▸ Items from an interface collection:
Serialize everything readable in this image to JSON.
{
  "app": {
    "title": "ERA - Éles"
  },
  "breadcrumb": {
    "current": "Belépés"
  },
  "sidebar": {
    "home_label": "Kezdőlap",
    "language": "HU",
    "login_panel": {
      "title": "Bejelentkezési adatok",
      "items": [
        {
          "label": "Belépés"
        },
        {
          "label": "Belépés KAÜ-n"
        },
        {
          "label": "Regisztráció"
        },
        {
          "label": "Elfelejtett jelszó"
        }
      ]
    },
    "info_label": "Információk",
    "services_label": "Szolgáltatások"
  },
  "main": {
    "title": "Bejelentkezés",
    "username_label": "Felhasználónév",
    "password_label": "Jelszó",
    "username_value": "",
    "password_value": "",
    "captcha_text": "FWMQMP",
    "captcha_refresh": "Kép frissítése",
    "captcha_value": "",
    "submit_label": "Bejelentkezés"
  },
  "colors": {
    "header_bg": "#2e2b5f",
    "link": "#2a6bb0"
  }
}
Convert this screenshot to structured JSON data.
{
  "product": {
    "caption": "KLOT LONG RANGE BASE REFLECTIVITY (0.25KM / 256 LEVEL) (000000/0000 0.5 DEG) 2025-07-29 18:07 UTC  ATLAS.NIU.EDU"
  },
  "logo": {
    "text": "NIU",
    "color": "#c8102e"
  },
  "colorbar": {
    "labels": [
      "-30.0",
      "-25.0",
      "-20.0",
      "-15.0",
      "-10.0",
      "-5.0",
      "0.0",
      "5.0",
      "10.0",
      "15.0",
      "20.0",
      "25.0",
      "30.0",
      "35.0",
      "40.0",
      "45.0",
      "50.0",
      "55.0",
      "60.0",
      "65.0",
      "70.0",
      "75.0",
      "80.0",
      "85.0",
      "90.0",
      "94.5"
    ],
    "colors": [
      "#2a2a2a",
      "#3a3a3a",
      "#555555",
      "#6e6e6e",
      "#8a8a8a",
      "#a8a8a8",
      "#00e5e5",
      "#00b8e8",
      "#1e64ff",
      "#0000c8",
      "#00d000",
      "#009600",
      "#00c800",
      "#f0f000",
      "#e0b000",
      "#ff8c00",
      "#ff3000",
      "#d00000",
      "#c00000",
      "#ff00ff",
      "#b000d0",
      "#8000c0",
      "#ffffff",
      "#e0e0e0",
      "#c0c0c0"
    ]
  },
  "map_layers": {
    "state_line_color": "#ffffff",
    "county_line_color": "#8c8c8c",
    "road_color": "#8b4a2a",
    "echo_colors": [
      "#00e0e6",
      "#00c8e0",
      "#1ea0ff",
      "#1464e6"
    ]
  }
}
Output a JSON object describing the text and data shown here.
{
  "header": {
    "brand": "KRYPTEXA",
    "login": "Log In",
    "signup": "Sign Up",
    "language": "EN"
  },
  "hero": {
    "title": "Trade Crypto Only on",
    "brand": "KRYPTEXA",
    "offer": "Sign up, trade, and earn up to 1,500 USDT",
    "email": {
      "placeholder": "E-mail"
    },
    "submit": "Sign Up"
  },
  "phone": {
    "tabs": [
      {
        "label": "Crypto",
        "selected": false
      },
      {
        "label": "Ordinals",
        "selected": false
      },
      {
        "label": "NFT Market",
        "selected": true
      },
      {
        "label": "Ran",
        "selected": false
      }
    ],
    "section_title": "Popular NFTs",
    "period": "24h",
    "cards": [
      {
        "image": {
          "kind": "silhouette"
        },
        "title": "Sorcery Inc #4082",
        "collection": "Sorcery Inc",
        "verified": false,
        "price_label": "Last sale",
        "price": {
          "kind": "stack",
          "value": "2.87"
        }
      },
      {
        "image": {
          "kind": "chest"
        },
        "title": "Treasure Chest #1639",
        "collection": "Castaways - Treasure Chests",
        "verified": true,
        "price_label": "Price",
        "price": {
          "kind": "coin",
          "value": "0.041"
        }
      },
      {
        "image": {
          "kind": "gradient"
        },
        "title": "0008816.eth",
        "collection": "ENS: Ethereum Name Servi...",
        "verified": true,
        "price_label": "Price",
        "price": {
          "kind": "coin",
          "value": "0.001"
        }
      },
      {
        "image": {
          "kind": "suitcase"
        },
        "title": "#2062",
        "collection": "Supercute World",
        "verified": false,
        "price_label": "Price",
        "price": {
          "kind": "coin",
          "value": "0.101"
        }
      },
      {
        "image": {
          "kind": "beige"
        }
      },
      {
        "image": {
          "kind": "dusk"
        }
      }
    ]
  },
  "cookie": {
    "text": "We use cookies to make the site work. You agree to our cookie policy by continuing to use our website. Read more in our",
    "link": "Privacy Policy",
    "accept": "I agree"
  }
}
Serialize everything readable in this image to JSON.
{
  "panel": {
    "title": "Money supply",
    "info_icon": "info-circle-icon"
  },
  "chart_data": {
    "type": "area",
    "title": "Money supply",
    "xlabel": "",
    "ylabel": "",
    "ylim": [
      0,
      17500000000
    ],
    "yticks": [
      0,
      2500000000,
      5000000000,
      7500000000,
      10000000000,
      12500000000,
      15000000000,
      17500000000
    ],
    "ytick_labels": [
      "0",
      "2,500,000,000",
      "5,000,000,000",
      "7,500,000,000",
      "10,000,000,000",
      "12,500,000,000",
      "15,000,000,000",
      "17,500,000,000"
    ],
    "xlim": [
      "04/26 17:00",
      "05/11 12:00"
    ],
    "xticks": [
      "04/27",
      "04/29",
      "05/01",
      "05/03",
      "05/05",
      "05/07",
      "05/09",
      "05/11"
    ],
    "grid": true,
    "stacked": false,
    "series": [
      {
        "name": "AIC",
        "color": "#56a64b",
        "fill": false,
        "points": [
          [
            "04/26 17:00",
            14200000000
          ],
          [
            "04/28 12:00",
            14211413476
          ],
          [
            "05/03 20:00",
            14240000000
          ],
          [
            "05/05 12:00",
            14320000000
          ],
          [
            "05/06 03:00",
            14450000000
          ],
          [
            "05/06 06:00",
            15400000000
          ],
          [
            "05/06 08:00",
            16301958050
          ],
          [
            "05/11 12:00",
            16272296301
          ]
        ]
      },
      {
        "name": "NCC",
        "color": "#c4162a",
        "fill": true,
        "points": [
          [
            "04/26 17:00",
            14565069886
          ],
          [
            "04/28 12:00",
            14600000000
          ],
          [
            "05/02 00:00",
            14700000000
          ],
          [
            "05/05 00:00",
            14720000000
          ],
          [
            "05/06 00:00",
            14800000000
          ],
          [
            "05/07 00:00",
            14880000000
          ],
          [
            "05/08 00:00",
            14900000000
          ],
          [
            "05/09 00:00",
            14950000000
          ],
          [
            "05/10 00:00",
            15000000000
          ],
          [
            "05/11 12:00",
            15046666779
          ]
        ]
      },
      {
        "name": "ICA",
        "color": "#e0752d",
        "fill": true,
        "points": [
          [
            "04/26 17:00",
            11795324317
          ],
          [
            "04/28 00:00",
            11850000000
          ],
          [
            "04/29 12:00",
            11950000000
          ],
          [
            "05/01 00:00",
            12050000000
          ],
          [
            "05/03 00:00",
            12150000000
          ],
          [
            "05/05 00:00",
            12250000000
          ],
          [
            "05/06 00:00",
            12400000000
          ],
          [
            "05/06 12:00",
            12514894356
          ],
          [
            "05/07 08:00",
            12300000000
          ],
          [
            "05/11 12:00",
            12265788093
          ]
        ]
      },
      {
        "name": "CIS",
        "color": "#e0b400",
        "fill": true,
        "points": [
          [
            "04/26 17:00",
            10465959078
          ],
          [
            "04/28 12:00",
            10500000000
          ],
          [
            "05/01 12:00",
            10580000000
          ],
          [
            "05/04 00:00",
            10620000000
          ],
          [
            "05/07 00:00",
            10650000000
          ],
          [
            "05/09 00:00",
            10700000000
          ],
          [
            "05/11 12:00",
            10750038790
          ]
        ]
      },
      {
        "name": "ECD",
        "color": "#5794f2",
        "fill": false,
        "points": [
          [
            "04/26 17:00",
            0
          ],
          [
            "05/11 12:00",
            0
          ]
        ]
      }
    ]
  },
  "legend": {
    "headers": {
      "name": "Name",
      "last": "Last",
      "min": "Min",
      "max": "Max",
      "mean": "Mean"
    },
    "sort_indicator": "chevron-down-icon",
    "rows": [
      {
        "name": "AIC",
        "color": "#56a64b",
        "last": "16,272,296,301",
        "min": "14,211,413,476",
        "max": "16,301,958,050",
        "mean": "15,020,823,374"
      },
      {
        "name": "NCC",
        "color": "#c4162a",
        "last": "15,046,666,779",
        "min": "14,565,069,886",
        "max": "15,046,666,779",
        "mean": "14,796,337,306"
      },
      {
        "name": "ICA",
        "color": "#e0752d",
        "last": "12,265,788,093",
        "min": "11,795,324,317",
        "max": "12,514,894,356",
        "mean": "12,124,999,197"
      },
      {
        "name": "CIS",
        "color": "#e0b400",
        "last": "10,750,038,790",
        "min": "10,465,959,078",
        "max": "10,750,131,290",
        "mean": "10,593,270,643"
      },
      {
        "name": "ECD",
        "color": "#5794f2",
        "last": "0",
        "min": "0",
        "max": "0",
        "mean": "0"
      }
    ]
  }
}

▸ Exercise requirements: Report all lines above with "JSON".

▸ Exercise solution:
Serialize everything readable in this image to JSON.
Convert this screenshot to structured JSON data.
Output a JSON object describing the text and data shown here.
Serialize everything readable in this image to JSON.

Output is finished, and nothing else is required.